This project relates to the fact, that the Russian / American author Vladimir Nabokov, best known for novels like “Lolita” and “Pale Fire” had a parallel existence as a self-taught expert on butterflies.
He was writing his novels in 2 languages, Russian and later in English. He also translated his own Russian novels into English.
In 1941 he was the curator of lepidoptera at the Museum of Comparative Zoology at Harvard University, and he collected the insects across the United States. He published detailed descriptions of hundreds of species.
In 1945, he came up with a hypothesis for the evolution of the butterflies he studied, the Polyommatus blues.
He envisioned them coming to the New World (the Americas) from Asia (Siberia) over the Bering Strait over 10 millions of years in a series of waves.

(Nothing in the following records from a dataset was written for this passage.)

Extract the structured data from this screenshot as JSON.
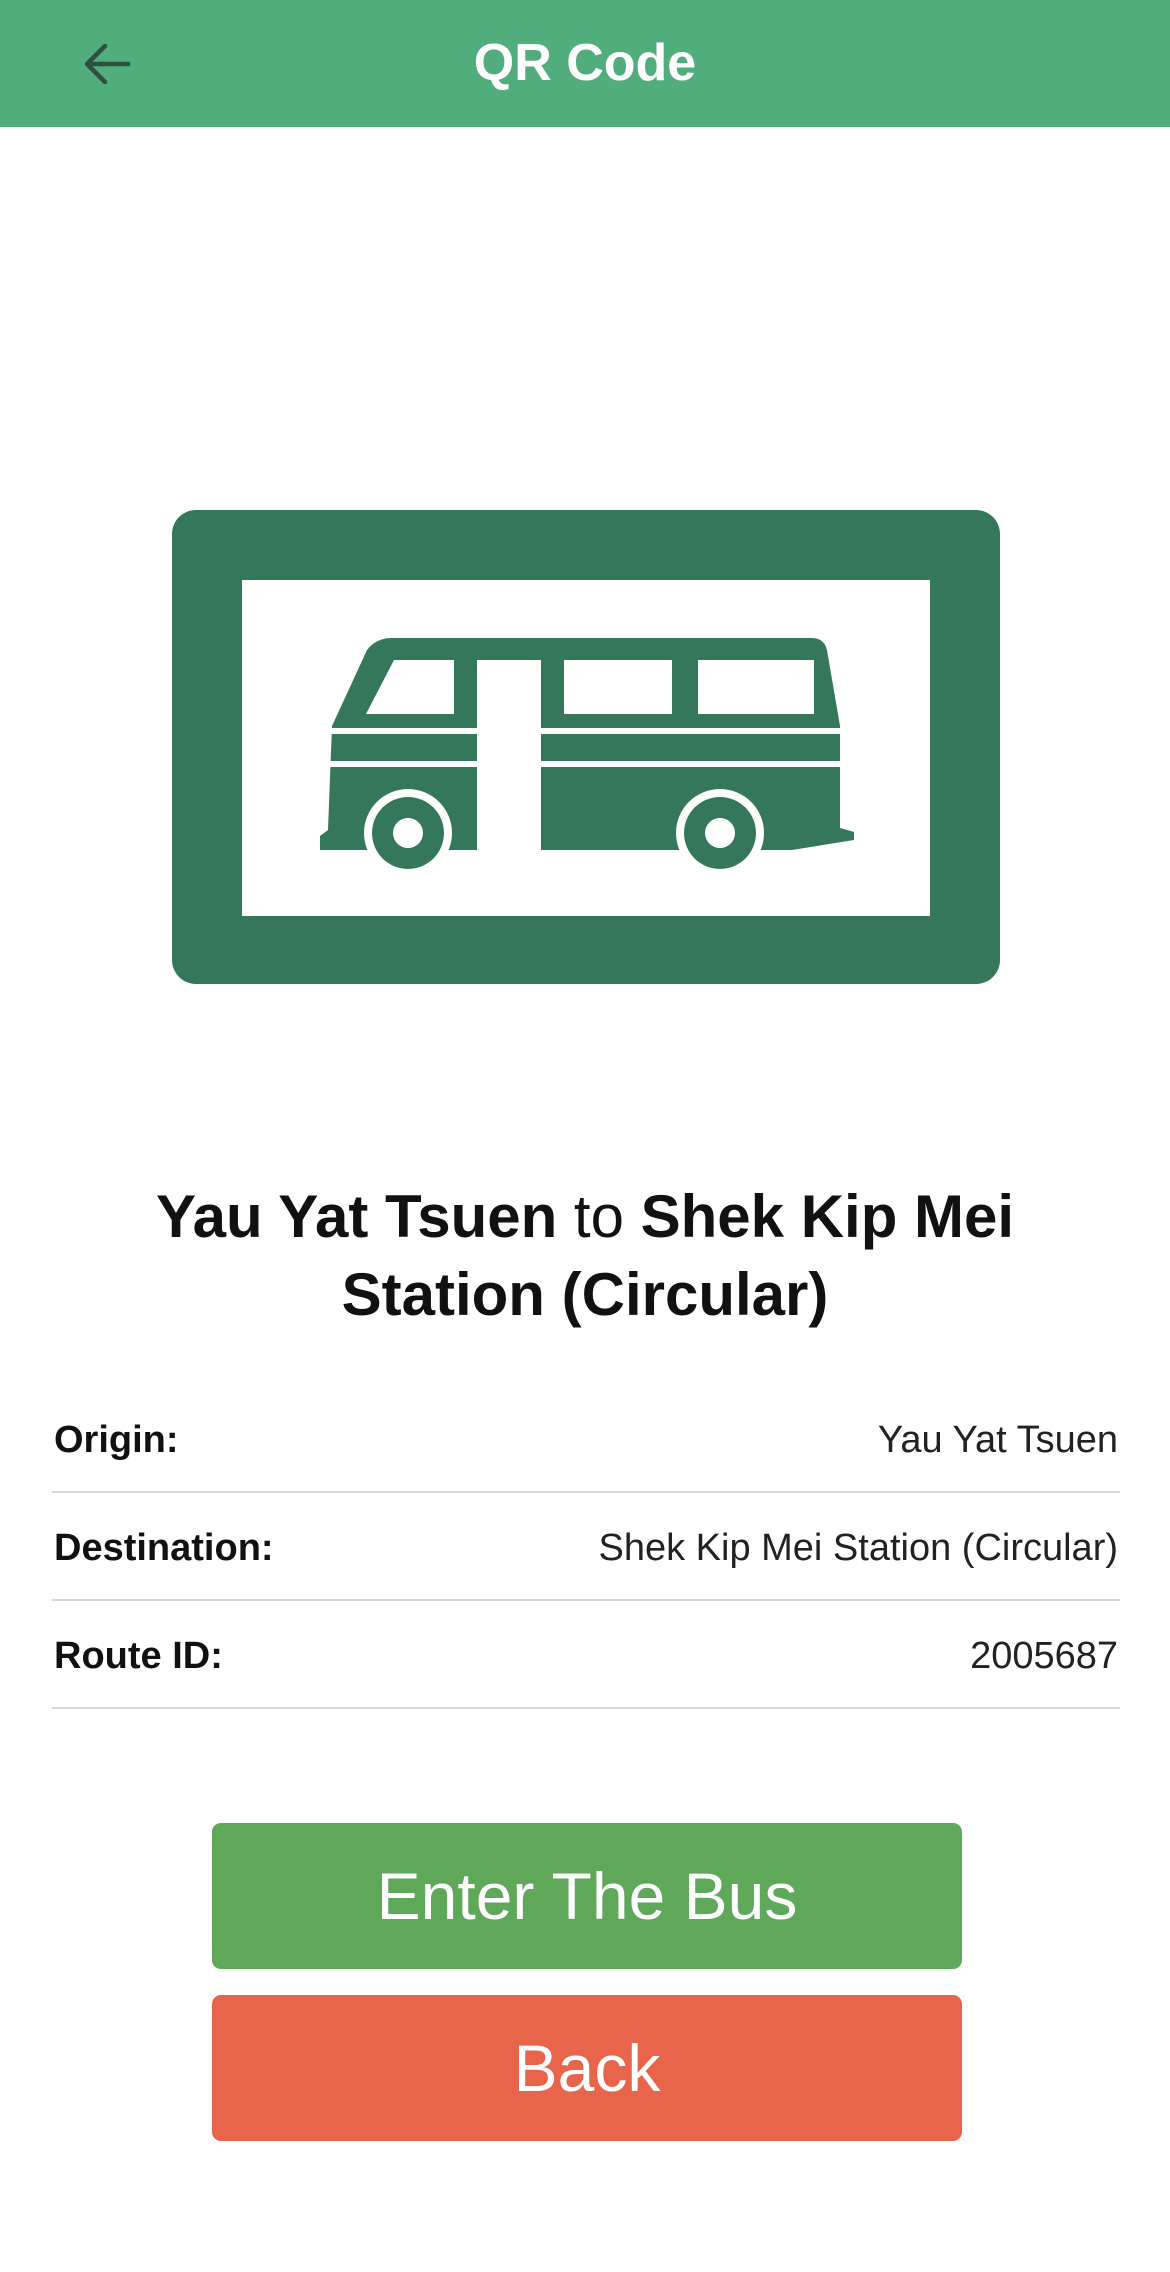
{
  "header": {
    "title": "QR Code",
    "back_icon": "arrow-left-icon"
  },
  "sign": {
    "icon": "minibus-icon",
    "frame_color": "#35775a"
  },
  "route_title": {
    "origin": "Yau Yat Tsuen",
    "connector": "to",
    "destination": "Shek Kip Mei Station (Circular)"
  },
  "details": [
    {
      "label": "Origin:",
      "value": "Yau Yat Tsuen"
    },
    {
      "label": "Destination:",
      "value": "Shek Kip Mei Station (Circular)"
    },
    {
      "label": "Route ID:",
      "value": "2005687"
    }
  ],
  "buttons": {
    "enter_label": "Enter The Bus",
    "back_label": "Back"
  },
  "colors": {
    "header": "#52ad7d",
    "enter_button": "#5fa85a",
    "back_button": "#e8644b"
  }
}
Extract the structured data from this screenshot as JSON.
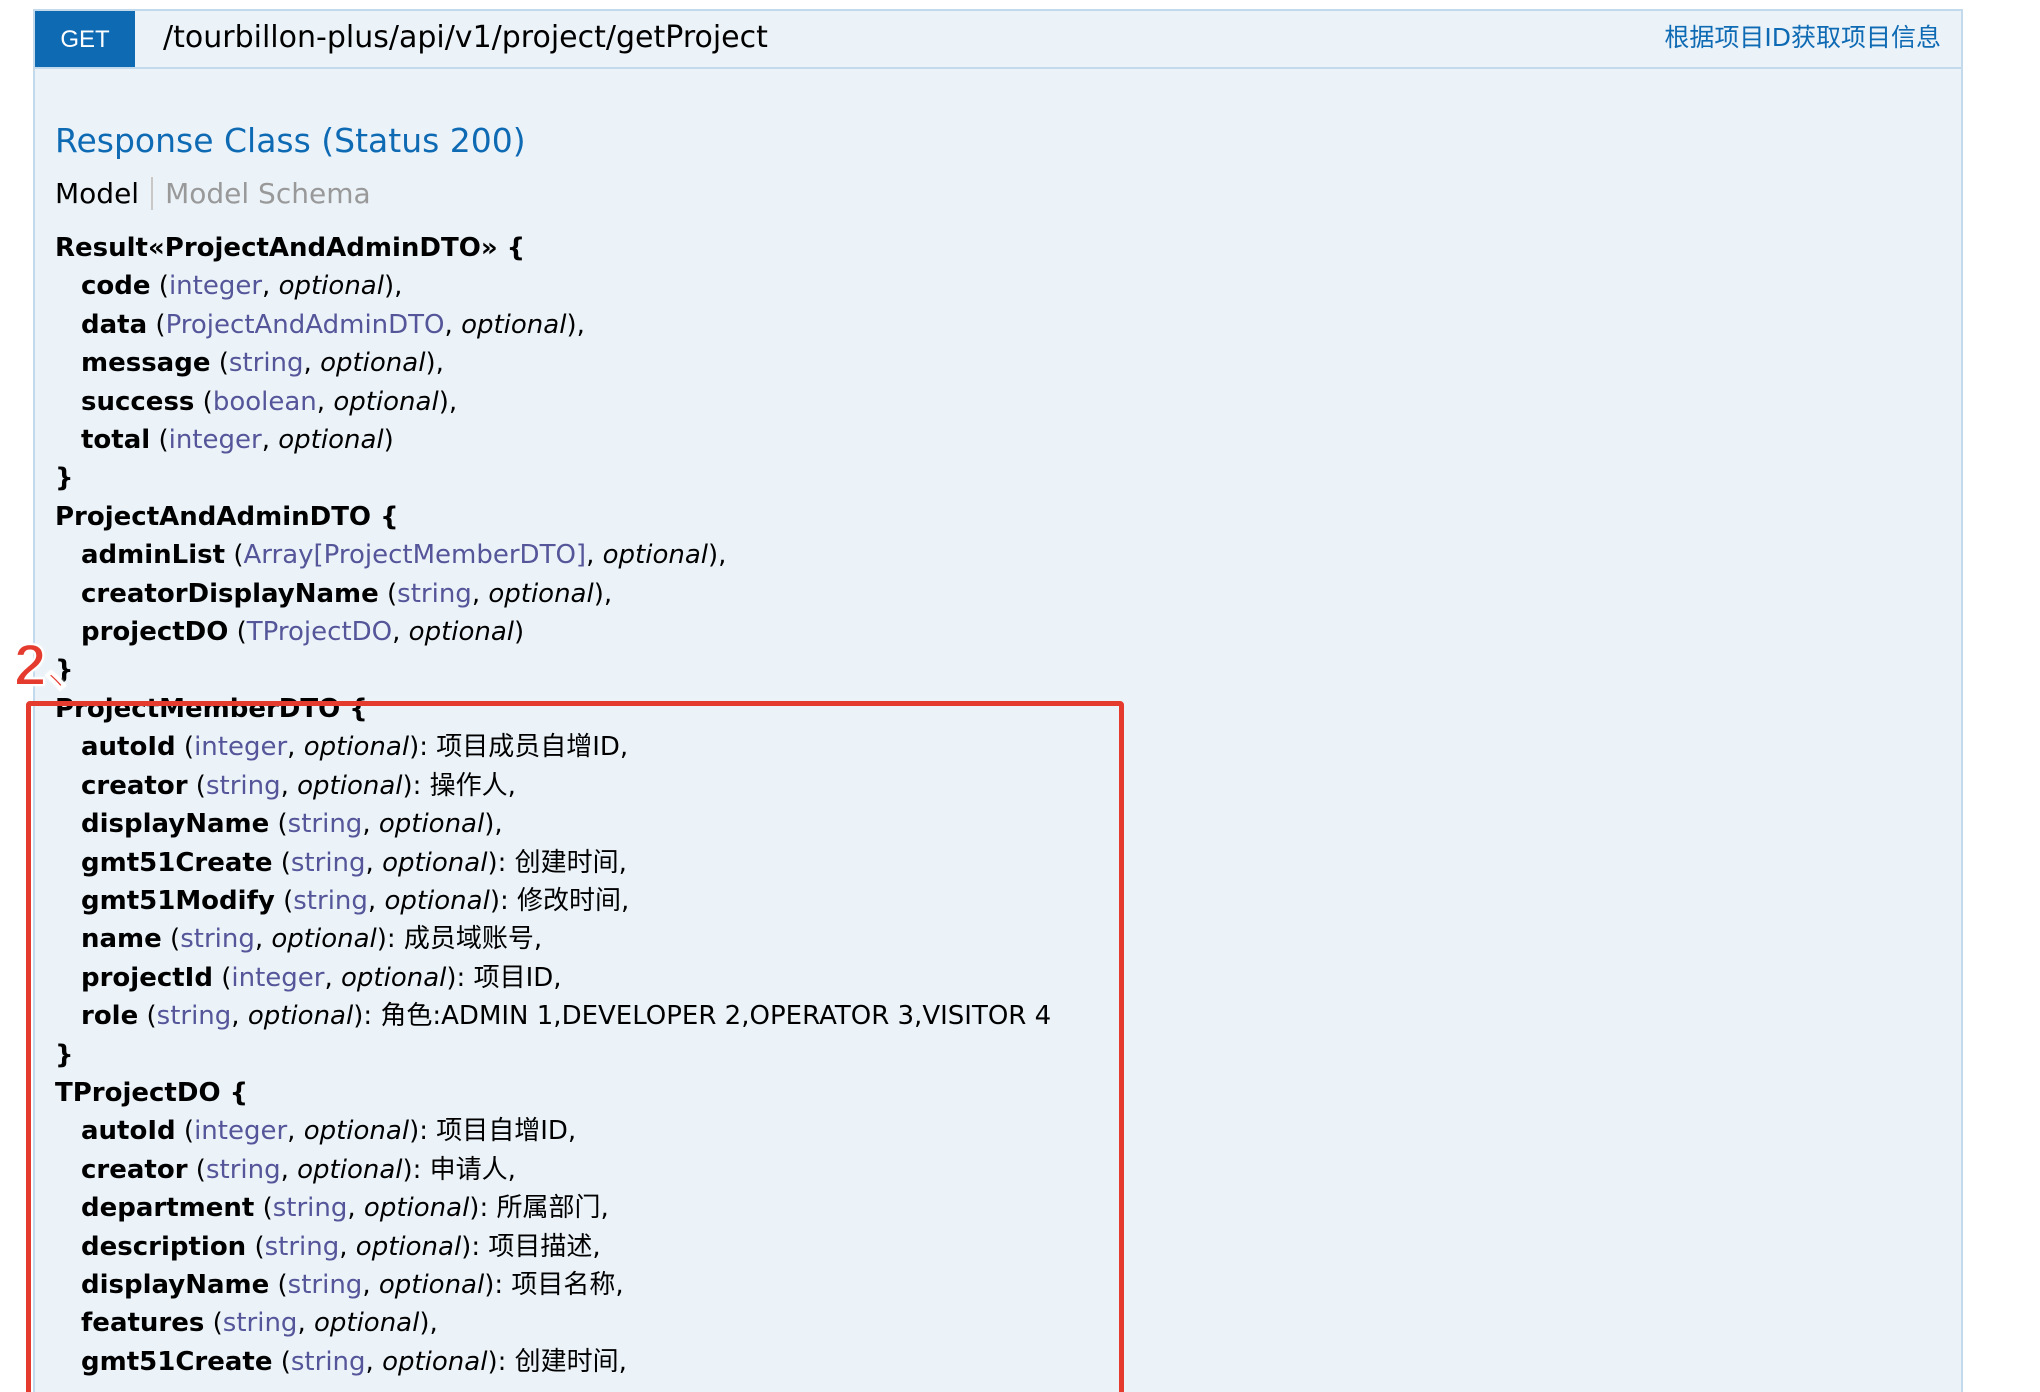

In 2011 Dr. Pierce, Harvard biology professor and curator of Lepidoptera, and her colleagues found through DNA sequencing techniques that the New World species shared a common ancestor that lived about 11 million years ago. The reconstruction of the evolutionary tree of the blues gave them an estimate when the branches split. She and her colleagues concluded that five waves of butterflies came from Asia to the New World — just as Nabokov had speculated.
I am interested to visualize the opposite movements and parallel relation of V.Nabokov and the evolutionary migration of the butterflies Polyommatus blues. I am looking for a visual translation of this parallelism into an artists’ book form. The work will relate to time (geological, biological, spatial) evolution, language, parallelism and detail. Detail as butterflies represent a detail in our lives, as V.N. paid enormous attention to detail, as every material, formal and linguistic choice I’ll make, will hopefully create the “supremacy of the detail over the general, … of the little thing, which a man observes … while the crowd .. is being driven by some common impulse to some common goal.” V.N. The Art of Literature and Commonsense.